Copy out all the lines in the records that include the word "icon".

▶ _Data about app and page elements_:
---

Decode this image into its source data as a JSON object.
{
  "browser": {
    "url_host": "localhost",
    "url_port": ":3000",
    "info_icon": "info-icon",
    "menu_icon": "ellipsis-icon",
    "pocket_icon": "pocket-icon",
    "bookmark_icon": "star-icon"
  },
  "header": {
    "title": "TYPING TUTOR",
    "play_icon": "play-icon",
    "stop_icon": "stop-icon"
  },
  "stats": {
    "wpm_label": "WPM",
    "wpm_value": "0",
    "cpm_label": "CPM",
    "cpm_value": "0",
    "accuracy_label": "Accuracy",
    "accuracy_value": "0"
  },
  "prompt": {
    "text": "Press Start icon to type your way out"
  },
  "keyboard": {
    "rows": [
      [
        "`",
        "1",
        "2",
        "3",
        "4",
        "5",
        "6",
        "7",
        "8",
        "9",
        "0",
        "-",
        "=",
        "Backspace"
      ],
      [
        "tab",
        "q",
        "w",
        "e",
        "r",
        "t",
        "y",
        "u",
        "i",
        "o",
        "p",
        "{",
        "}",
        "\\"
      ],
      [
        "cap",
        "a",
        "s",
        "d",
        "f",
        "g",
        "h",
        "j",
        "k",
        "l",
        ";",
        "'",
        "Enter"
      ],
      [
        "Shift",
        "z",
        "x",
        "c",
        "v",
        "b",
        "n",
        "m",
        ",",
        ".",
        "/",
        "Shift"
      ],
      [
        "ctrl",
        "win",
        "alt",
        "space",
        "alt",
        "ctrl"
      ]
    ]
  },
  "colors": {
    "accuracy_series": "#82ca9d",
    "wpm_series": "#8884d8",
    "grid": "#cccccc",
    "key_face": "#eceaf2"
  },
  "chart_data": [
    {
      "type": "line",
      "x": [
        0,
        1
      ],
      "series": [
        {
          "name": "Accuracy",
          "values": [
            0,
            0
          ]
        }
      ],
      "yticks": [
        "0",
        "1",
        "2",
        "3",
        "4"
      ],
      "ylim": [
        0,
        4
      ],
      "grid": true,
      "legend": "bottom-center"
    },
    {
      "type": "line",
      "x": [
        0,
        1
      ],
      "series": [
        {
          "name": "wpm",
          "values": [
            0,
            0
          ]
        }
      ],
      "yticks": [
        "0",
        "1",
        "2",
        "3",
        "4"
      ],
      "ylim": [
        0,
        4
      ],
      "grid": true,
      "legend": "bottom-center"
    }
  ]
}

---

▶ _Solution for this problem_:
    "info_icon": "info-icon",
    "menu_icon": "ellipsis-icon",
    "pocket_icon": "pocket-icon",
    "bookmark_icon": "star-icon"
    "play_icon": "play-icon",
    "stop_icon": "stop-icon"
    "text": "Press Start icon to type your way out"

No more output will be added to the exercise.